Originally billed as legendary actor Robert Redford’s swan song before retirement (until Marvel and the Russo brothers came calling for one last Avengers: Endgame cameo, that is), The Old Man & the Gun relies on the same slow-burn, low-stakes charm as most of Lowery’s films. It’s reflected in Redford’s Forrest Tucker, an elderly career criminal, increasingly ruminating on the choices he made in life and the reputation he might leave behind. He pulls off bank robbery after bank robbery in the 1980s Midwest through little more than a hidden gun, his three-man crew, and — most of all — his unusual gentlemanly charm. He uses this charm to woo an intriguing woman he meets, Jewel (Sissy Spacek), while evading law enforcement.
For a story (based on a New Yorker article) so concerned with questions of legacy and chivalry, is it that much of a surprise that Lowery would then choose a retelling of Arthurian legend as his very next project?
A Quiet Character Study
In The Old Man & the Gun, Lowery represents these issues through reserved moments of conversation and reflection rather than heightened fantasy. The gentle pans of the camera and the focus on establishing a character’s minor place within a larger setting further hints at a laid-back film that prioritizes mood and atmosphere over intense heist sequences or shootouts. In fact, the biggest and most dangerous action scene in the story is completely skipped over from one scene to the next, leaving viewers to catch up on the aftermath of a violent robbery attempt through the eyes of the police detective chasing Forrest and his “Over the Hill Gang,” John Hunt (Casey Affleck).

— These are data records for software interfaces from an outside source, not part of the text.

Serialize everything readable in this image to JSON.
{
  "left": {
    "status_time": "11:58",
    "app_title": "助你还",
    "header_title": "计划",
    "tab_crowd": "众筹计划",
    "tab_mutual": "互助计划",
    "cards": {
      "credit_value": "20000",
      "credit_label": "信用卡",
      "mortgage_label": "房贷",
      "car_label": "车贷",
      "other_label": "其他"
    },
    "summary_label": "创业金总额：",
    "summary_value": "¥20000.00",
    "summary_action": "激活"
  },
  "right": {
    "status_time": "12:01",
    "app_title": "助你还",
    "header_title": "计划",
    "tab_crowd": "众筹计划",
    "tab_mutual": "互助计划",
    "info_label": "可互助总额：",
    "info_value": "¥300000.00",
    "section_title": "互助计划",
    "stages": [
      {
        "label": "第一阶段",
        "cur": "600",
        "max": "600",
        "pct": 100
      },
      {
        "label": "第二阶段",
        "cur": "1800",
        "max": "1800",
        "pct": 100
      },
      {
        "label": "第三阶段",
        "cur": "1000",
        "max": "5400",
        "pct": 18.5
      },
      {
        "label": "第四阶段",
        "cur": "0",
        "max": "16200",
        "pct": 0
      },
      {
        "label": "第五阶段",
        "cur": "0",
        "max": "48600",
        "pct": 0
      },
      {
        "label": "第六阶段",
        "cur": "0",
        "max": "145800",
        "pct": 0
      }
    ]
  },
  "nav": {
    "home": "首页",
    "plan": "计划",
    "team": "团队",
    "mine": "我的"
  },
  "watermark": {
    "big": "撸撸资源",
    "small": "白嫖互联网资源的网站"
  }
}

Far more priority is given to, say, a porch-side discussion between Forrest and Jewel about staying put (both metaphorically and literally) and settling down versus constantly seeking out the next best thing on the horizon. Or an exhausting day of police work culminating in Hunt dancing with his wife Maureen (Tika Sumpter) in their living room and then going out for a late night date…where he comes face-to-face with Forrest in a wry, but charged, meeting.

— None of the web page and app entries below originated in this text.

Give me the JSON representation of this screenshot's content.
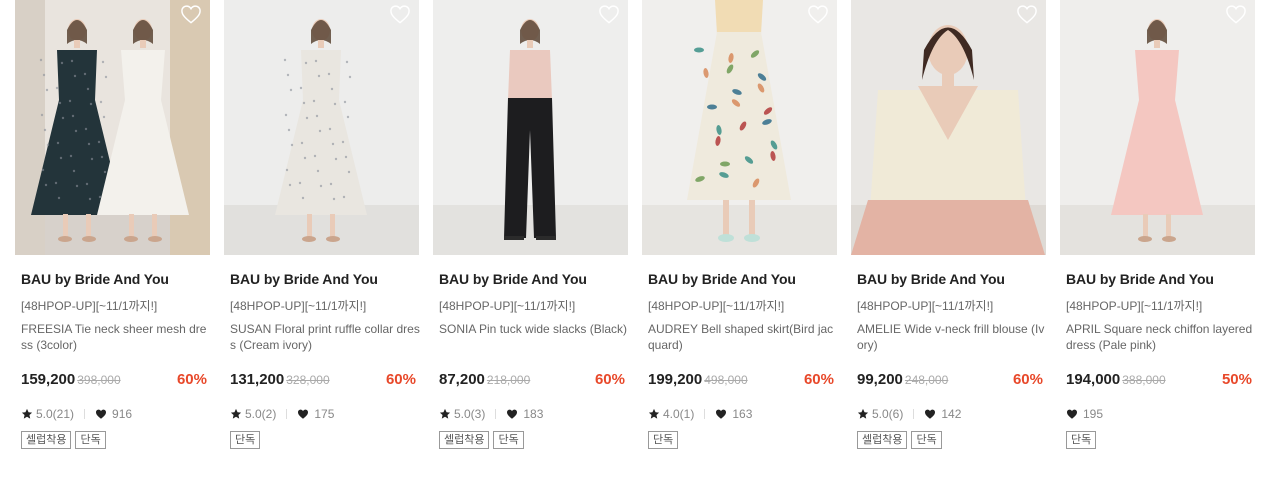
{
  "products": [
    {
      "brand": "BAU by Bride And You",
      "promo": "[48HPOP-UP][~11/1까지!]",
      "name": "FREESIA Tie neck sheer mesh dress (3color)",
      "price": "159,200",
      "original_price": "398,000",
      "discount": "60%",
      "rating": "5.0(21)",
      "likes": "916",
      "tags": [
        "셀럽착용",
        "단독"
      ],
      "photo": {
        "bg": "#e9e4de",
        "floor": "#d7d1cb",
        "subject": "two-models-dresses",
        "dress": "#23343a",
        "dress2": "#f3f1ec",
        "top": "#23343a"
      }
    },
    {
      "brand": "BAU by Bride And You",
      "promo": "[48HPOP-UP][~11/1까지!]",
      "name": "SUSAN Floral print ruffle collar dress (Cream ivory)",
      "price": "131,200",
      "original_price": "328,000",
      "discount": "60%",
      "rating": "5.0(2)",
      "likes": "175",
      "tags": [
        "단독"
      ],
      "photo": {
        "bg": "#ededec",
        "floor": "#e1e0dd",
        "subject": "model-dress",
        "dress": "#e9e6e0",
        "top": "#e9e6e0"
      }
    },
    {
      "brand": "BAU by Bride And You",
      "promo": "[48HPOP-UP][~11/1까지!]",
      "name": "SONIA Pin tuck wide slacks (Black)",
      "price": "87,200",
      "original_price": "218,000",
      "discount": "60%",
      "rating": "5.0(3)",
      "likes": "183",
      "tags": [
        "셀럽착용",
        "단독"
      ],
      "photo": {
        "bg": "#eeeeed",
        "floor": "#e3e2df",
        "subject": "model-slacks",
        "dress": "#1d1d1f",
        "top": "#eac9bf"
      }
    },
    {
      "brand": "BAU by Bride And You",
      "promo": "[48HPOP-UP][~11/1까지!]",
      "name": "AUDREY Bell shaped skirt(Bird jacquard)",
      "price": "199,200",
      "original_price": "498,000",
      "discount": "60%",
      "rating": "4.0(1)",
      "likes": "163",
      "tags": [
        "단독"
      ],
      "photo": {
        "bg": "#f0efed",
        "floor": "#e6e4e0",
        "subject": "model-skirt",
        "dress": "#efeadd",
        "top": "#f1dcb4"
      }
    },
    {
      "brand": "BAU by Bride And You",
      "promo": "[48HPOP-UP][~11/1까지!]",
      "name": "AMELIE Wide v-neck frill blouse (Ivory)",
      "price": "99,200",
      "original_price": "248,000",
      "discount": "60%",
      "rating": "5.0(6)",
      "likes": "142",
      "tags": [
        "셀럽착용",
        "단독"
      ],
      "photo": {
        "bg": "#e9e7e4",
        "floor": "#dedad5",
        "subject": "model-blouse",
        "dress": "#e3b3a4",
        "top": "#f0ead7"
      }
    },
    {
      "brand": "BAU by Bride And You",
      "promo": "[48HPOP-UP][~11/1까지!]",
      "name": "APRIL Square neck chiffon layered dress (Pale pink)",
      "price": "194,000",
      "original_price": "388,000",
      "discount": "50%",
      "rating": "",
      "likes": "195",
      "tags": [
        "단독"
      ],
      "photo": {
        "bg": "#efeeec",
        "floor": "#e4e2de",
        "subject": "model-pink-dress",
        "dress": "#f4c7c1",
        "top": "#f4c7c1"
      }
    }
  ],
  "colors": {
    "discount": "#e8482a",
    "star": "#222222",
    "heart": "#222222"
  },
  "icons": {
    "wishlist": "heart-outline-icon",
    "rating": "star-icon",
    "likes": "heart-filled-icon"
  }
}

These choices on Lowery’s part are intentional and meaningful, emphasizing the human connection between the characters as they weigh their own priorities.
Caught Betwixt and Between
Forrest is trapped between his almost compulsive need to steal and his genuine affection for Jewel, perfectly visualized through an innocuous trip to (where else?) a jewelry store. While trying on a bracelet with the employee’s back turned, Forrest gently steers his date out of the store as the thrill of their theft briefly flickers on Spacek’s face. She soon comes to her senses and good-naturedly forces him to pay for the item, acting almost like an angel on the bank robber’s shoulder. She has her doubts about the mysterious man (who all but owned up to his criminal past on their very first meeting), especially when she spies his trusty gun in the glove compartment of his car. But something compels her to stay with him anyway.
Hunt, meanwhile, has just turned 40 and seems to be second-guessing whatever drive for policework that he used to have. He still doggedly puts the pieces together that implicate Forrest Tucker and his accomplices in a multi-state string of bank thefts, even going so far as California to track down his now-adult daughter (featuring a brief but strong appearance by Elisabeth Moss) who Tucker has no idea even exists. But the reveal of Tucker’s identity as the ringleader of the gang doesn’t lead to Hunt initiating a statewide manhunt and kicking down doors…but to that aforementioned date night with his wife instead. Work finally takes a backseat to family. When the case gains enough traction to be taken off Hunt’s hands by the feds, it’s Hunt’s daughter Abilene (Ari Elizabeth Johnson) who provides the most succinct description of the detective’s motivations: “If you caught him, you wouldn’t get to chase him anymore.”
The Old Man & the Gun feels like David Lowery taking the earnestness and warmth from his 2016 remake of Pete’s Dragon, the existentialist ruminations on age and mortality from A Ghost Story, and even what may turn out to be a similarly dreamlike tone in The Green Knight to craft this story that just might be a perfect synthesis of many of the filmmaker’s ongoing interests.
The post After ‘The Green Knight’, Revisit David Lowery’s Previous Quiet Triumph: ‘The Old Man & the Gun’ appeared first on /Film.